(2002) J.Biol.Chem. 277: 35703-35711
- PubMed: 12080059
- DOI: 10.1074/jbc.M203866200
- Primary Citation of Related Structures:  1M1Q, 1M1R
- PubMed Abstract:
The genus Shewanella produces a unique small tetraheme cytochrome c that is implicated in the iron oxide respiration pathway. It is similar in heme content and redox potential to the well known cytochromes c(3) but related in structure to the cytochr ...

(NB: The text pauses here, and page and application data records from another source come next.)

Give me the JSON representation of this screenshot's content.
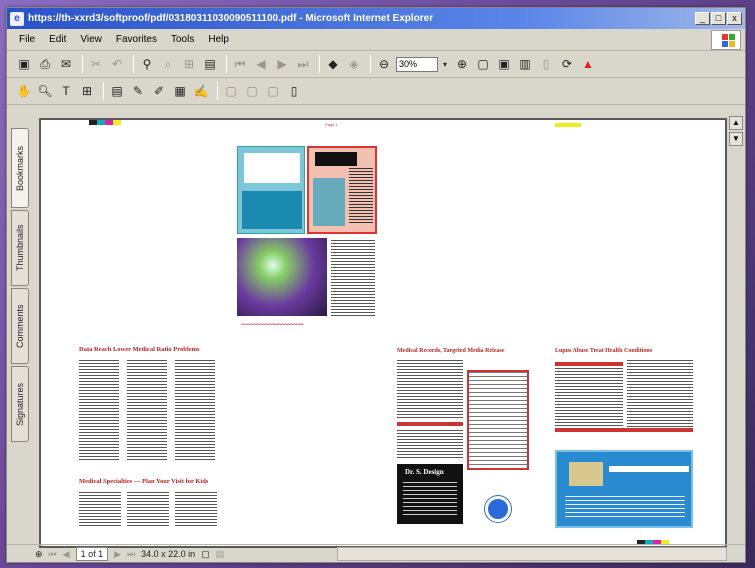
{
  "window": {
    "title": "https://th-xxrd3/softproof/pdf/03180311030090511100.pdf - Microsoft Internet Explorer",
    "controls": [
      "_",
      "□",
      "x"
    ]
  },
  "menu": [
    "File",
    "Edit",
    "View",
    "Favorites",
    "Tools",
    "Help"
  ],
  "toolbar1": {
    "zoom_value": "30%"
  },
  "navtabs": [
    "Bookmarks",
    "Thumbnails",
    "Comments",
    "Signatures"
  ],
  "status": {
    "page": "1 of 1",
    "size": "34.0 x 22.0 in"
  },
  "document": {
    "header_center": "Page 1",
    "pages": {
      "p1_title": "Data Reach Lower Medical Ratio Problems",
      "p1_title2": "Medical Specialties — Plan Your Visit for Kids",
      "p3_title": "Medical Records, Targeted Media Release",
      "p4_title": "Lupus Abuse Treat Health Conditions",
      "p3_ad": "Dr. S. Design"
    }
  },
  "colors": {
    "title_gradient_start": "#2a52c8",
    "accent_red": "#b22222",
    "chrome": "#d9d6cc"
  }
}
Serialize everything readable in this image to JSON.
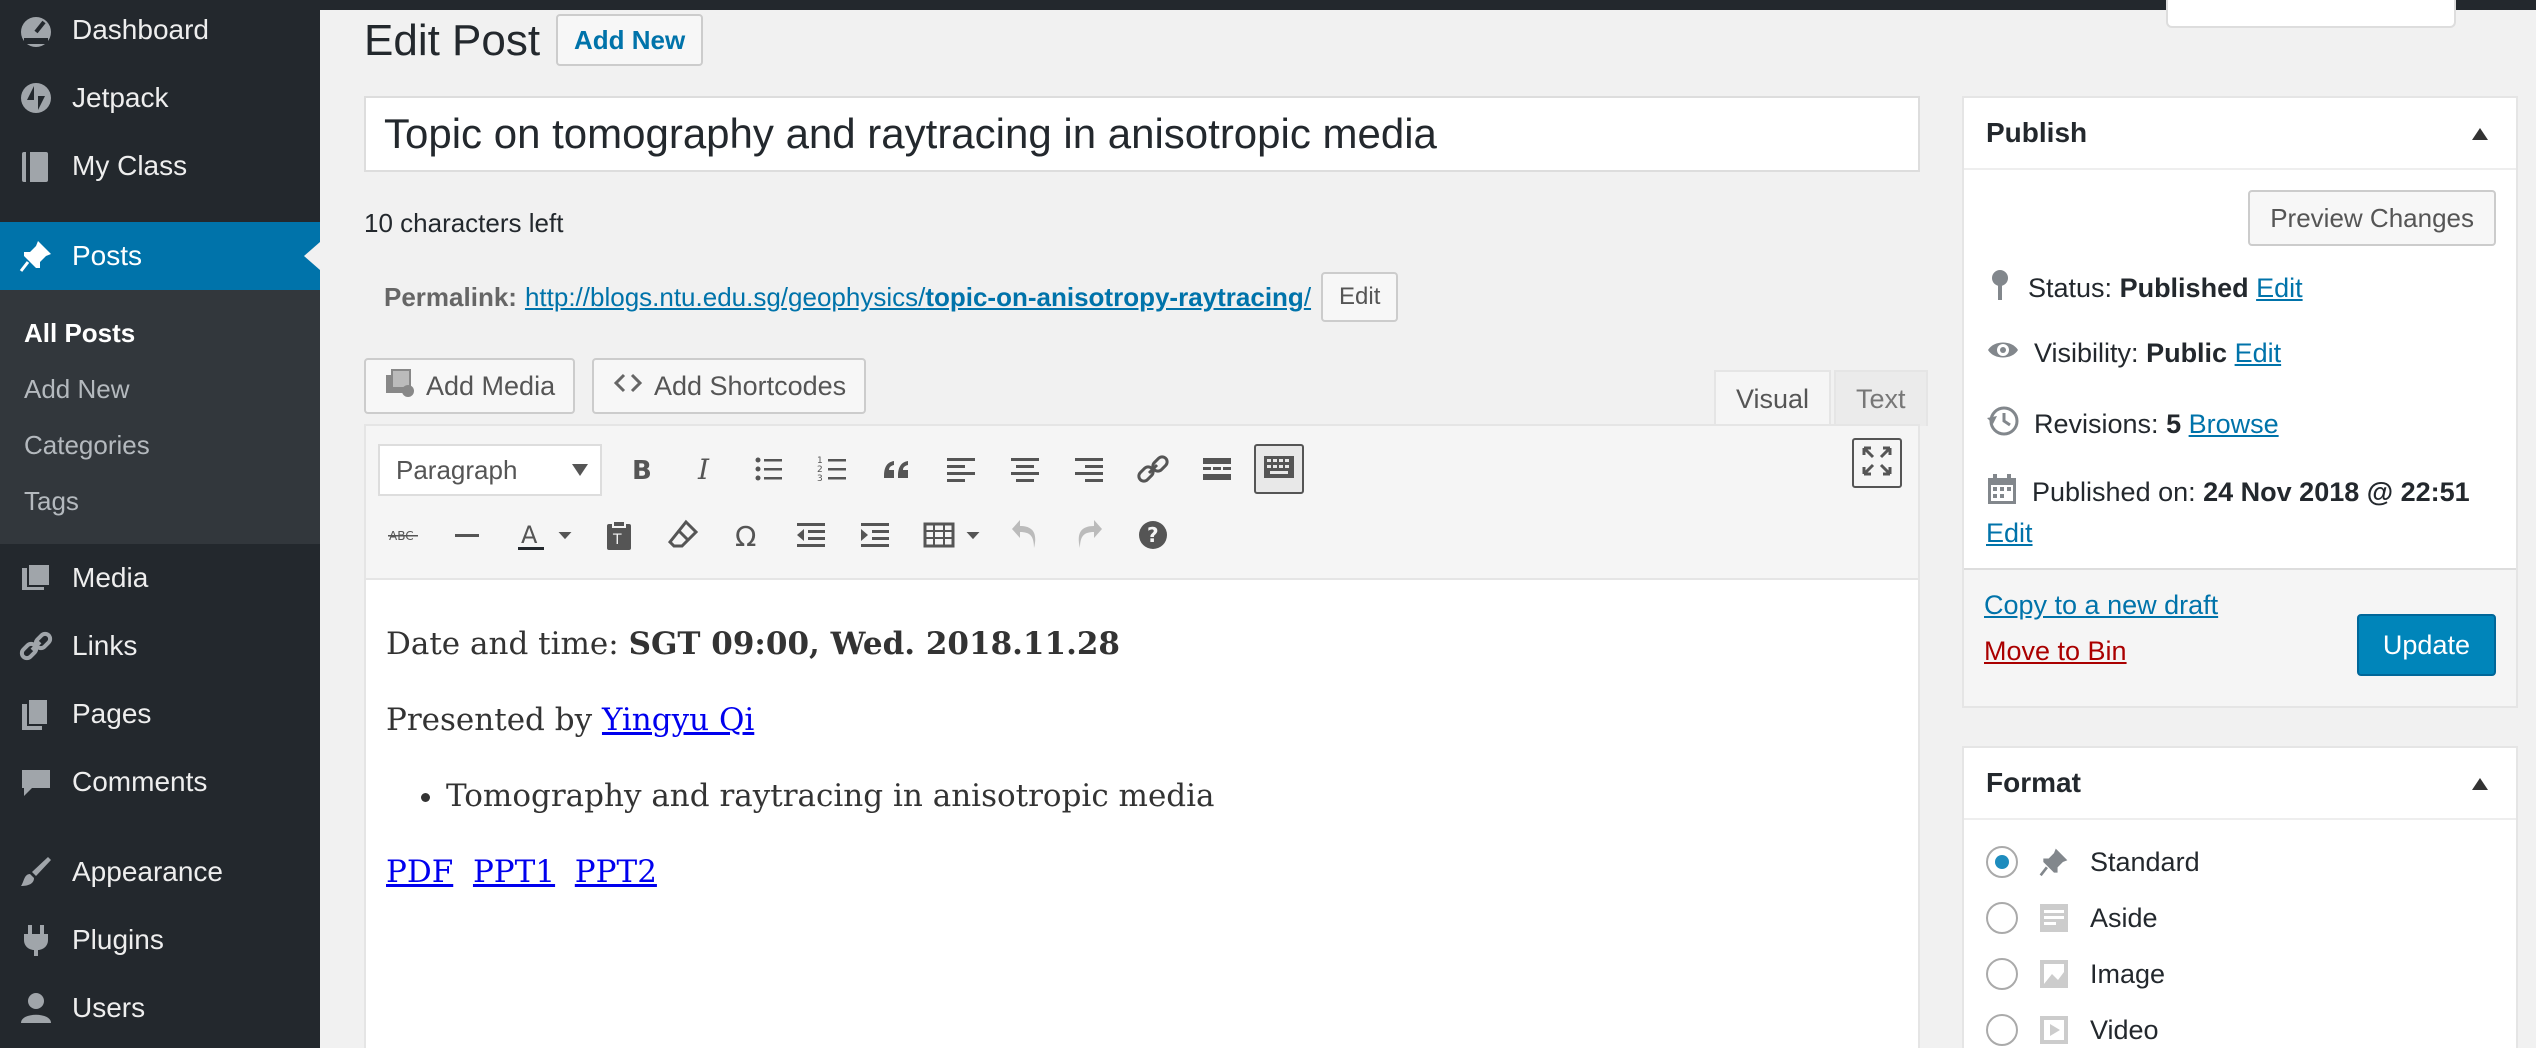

The genus Shewanella produces a unique small tetraheme cytochrome c that is implicated in the iron oxide respiration pathway. It is similar in heme content and redox potential to the well known cytochromes c(3) but related in structure to the cytochrome c domain of soluble fumarate reductases from Shewanella sp. We report the crystal structure of the small tetraheme cytochrome c from Shewanella oneidensis MR-1 in two crystal forms and two redox states. The overall fold and heme core are surprisingly different from the soluble fumarate reductase structures. The high resolution obtained for an oxidized orthorhombic crystal (0.97 A) revealed several flexible regions. Comparison of the six monomers in the oxidized monoclinic space group (1.55 A) indicates flexibility in the C-terminal region containing heme IV. The reduced orthorhombic crystal structure (1.02 A) revealed subtle differences in the position of several residues, resulting in decreased solvent accessibility of hemes and the withdrawal of a positive charge from the molecular surface. The packing between monomers indicates that intermolecular electron transfer between any heme pair is possible. This suggests there is no unique site of electron transfer on the surface of the protein and that electron transfer partners may interact with any of the hemes, a process termed "electron-harvesting." This optimizes the efficiency of intermolecular electron transfer by maximizing chances of productive collision with redox partners.
Laboratory of Protein Biochemistry and Protein Engineering, Department of Biochemistry, Physiology, and Microbiology, K.L. Ledeganckstraat 35, 9000 Gent, Belgium. firstname.lastname@example.org